→ **Task brief**:
Tally the lines in the listing below that contain the string "name", and state only the total.

[Opening Records for the task section]

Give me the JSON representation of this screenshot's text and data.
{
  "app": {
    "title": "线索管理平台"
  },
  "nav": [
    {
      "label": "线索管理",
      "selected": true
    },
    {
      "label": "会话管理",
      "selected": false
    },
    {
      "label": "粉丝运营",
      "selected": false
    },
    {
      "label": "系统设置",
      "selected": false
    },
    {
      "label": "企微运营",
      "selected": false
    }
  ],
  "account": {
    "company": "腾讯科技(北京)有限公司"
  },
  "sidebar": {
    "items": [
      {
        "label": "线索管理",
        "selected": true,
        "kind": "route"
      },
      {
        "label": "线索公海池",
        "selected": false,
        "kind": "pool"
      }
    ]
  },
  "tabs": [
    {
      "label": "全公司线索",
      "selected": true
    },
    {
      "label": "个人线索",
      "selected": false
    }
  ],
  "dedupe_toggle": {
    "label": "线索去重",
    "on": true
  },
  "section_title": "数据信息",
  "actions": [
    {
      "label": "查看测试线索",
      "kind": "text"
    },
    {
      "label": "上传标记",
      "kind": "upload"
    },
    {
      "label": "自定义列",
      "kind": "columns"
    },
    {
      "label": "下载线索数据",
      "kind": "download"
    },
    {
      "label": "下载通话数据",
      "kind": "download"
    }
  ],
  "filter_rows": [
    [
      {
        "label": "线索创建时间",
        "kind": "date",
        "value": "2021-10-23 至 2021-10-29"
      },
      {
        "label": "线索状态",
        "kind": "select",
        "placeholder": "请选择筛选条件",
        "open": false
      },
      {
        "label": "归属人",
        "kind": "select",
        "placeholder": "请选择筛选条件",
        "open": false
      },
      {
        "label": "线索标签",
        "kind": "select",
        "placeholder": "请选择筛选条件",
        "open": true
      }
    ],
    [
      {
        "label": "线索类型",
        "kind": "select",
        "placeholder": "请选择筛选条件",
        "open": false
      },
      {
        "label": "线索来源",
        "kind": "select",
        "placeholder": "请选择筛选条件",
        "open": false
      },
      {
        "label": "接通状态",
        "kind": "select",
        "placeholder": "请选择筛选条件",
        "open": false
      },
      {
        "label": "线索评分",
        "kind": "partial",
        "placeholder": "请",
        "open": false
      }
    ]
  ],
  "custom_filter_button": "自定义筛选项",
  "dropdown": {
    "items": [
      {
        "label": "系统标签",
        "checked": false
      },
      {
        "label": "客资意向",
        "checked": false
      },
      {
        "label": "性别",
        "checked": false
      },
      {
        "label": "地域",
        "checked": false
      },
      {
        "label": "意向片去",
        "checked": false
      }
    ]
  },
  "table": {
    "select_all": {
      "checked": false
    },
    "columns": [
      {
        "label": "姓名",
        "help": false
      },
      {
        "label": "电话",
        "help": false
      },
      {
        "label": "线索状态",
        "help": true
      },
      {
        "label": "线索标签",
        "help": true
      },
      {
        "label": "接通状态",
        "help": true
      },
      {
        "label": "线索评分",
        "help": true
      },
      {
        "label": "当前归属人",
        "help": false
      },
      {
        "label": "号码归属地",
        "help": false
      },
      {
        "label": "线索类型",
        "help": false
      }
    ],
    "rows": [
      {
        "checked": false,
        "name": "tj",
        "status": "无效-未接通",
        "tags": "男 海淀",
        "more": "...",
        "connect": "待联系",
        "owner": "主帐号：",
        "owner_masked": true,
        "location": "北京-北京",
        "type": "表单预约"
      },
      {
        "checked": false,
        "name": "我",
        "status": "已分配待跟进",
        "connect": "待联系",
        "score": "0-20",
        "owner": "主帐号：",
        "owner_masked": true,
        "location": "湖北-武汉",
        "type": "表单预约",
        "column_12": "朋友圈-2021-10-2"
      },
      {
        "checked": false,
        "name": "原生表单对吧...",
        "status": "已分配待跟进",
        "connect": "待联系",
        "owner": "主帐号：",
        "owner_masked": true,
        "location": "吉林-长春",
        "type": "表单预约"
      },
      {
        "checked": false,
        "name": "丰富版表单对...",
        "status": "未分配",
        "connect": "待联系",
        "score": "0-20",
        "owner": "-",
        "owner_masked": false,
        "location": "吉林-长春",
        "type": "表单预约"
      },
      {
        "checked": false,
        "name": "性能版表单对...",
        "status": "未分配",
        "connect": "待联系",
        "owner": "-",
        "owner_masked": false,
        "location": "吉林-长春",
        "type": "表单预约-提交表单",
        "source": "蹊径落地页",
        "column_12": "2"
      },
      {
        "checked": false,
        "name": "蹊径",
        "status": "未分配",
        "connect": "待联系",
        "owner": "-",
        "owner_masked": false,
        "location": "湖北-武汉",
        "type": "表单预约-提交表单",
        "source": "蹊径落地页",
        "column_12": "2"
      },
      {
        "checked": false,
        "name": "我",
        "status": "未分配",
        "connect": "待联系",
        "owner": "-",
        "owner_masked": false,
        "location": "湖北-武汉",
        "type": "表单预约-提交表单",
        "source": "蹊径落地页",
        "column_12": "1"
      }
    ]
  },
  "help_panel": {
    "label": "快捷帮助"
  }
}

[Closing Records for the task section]

→ **The answer**:
7